Hutchins is also constantly on the lookout for new business ideas.
"Now that I'm self-employed, I've set myself up so that once I figure out an idea I want to put a lot of my time into, I won't have a salaried day job slowing me down," he says. "There are a lot of things about being an entrepreneur you can't control - changes in the market, your competitors, policy changes, etc. – but the one thing entrepreneurs have all the control over is their hustle. I've had to be very deliberate about finding the time and working hard on whatever the project of the day/month/year is."
While a junior at ACU, Hutchins landed an internship at Milsoft, a nationwide company that develops software for use in the electric utility industry. After graduating in 2008, he took a full-time job with Milsoft as a business development and web specialist. He worked for the software developer until July 2011, when he struck out on his own.
Foundation for success
Hutchins credits ACU with preparing him for success in the business world.
"ACU is a place full of smart and motivated people," he says. "To any college student I talk with, I'm quick to tell them that if they think they are busy now, they have no idea what's coming for them when they graduate. College is the best time to start an entrepreneurial venture, due to the time you have and the abundant resources at your fingertips. ACU had and still has these resources - smart students, faculty, staff and a well-networked alumni group - so a combination of all of those things helped me as an entrepreneur. Going through the process of Springboard helped me get comfortable in front of an investor-like group of people to pitch my idea, and the winning funds helped pay for some equipment and conferences."

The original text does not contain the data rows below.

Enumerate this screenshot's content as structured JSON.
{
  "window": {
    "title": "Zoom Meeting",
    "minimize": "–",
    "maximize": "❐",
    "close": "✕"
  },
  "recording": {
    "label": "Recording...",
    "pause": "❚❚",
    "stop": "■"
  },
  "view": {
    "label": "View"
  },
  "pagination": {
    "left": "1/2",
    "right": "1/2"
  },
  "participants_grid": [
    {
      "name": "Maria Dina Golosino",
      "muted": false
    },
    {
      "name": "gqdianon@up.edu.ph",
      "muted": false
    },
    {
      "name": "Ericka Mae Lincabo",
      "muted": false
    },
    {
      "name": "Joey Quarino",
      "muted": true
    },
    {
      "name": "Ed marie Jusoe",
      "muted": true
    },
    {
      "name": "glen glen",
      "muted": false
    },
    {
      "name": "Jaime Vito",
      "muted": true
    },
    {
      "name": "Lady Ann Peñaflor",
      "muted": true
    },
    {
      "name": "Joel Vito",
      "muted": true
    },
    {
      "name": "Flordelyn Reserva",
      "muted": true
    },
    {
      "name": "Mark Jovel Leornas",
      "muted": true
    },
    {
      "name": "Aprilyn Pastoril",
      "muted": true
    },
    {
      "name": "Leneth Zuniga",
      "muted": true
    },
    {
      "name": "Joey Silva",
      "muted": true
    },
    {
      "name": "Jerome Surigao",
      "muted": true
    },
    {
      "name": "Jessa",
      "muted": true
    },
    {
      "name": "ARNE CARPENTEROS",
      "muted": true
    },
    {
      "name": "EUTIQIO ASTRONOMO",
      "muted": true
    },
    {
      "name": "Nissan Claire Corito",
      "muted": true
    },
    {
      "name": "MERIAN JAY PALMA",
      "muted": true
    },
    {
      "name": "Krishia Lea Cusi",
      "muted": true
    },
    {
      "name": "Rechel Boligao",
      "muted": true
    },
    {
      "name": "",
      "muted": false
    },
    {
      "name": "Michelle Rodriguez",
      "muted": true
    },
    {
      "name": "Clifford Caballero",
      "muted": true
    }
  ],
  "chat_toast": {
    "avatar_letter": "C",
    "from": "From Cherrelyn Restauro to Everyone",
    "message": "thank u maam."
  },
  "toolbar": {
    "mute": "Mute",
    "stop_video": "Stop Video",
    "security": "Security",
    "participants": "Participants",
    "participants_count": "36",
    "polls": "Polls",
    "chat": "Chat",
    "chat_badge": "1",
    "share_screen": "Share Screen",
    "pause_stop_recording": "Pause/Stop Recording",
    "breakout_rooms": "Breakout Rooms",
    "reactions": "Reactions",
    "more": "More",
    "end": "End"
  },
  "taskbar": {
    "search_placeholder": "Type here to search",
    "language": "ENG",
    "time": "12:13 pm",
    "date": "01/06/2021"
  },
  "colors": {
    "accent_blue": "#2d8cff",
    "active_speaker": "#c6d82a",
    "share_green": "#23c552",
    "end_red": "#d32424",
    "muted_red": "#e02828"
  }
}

Hutchins' advice to a would-be entrepreneur?
"Surround yourself with people that are smarter than you and complement your expertise. Only take advice from those who have gone through whatever you're seeking advice about. Find co-founders who you trust and whose missions/intentions align with your own. Once you start a company with your co-founders, you're pretty much married to them."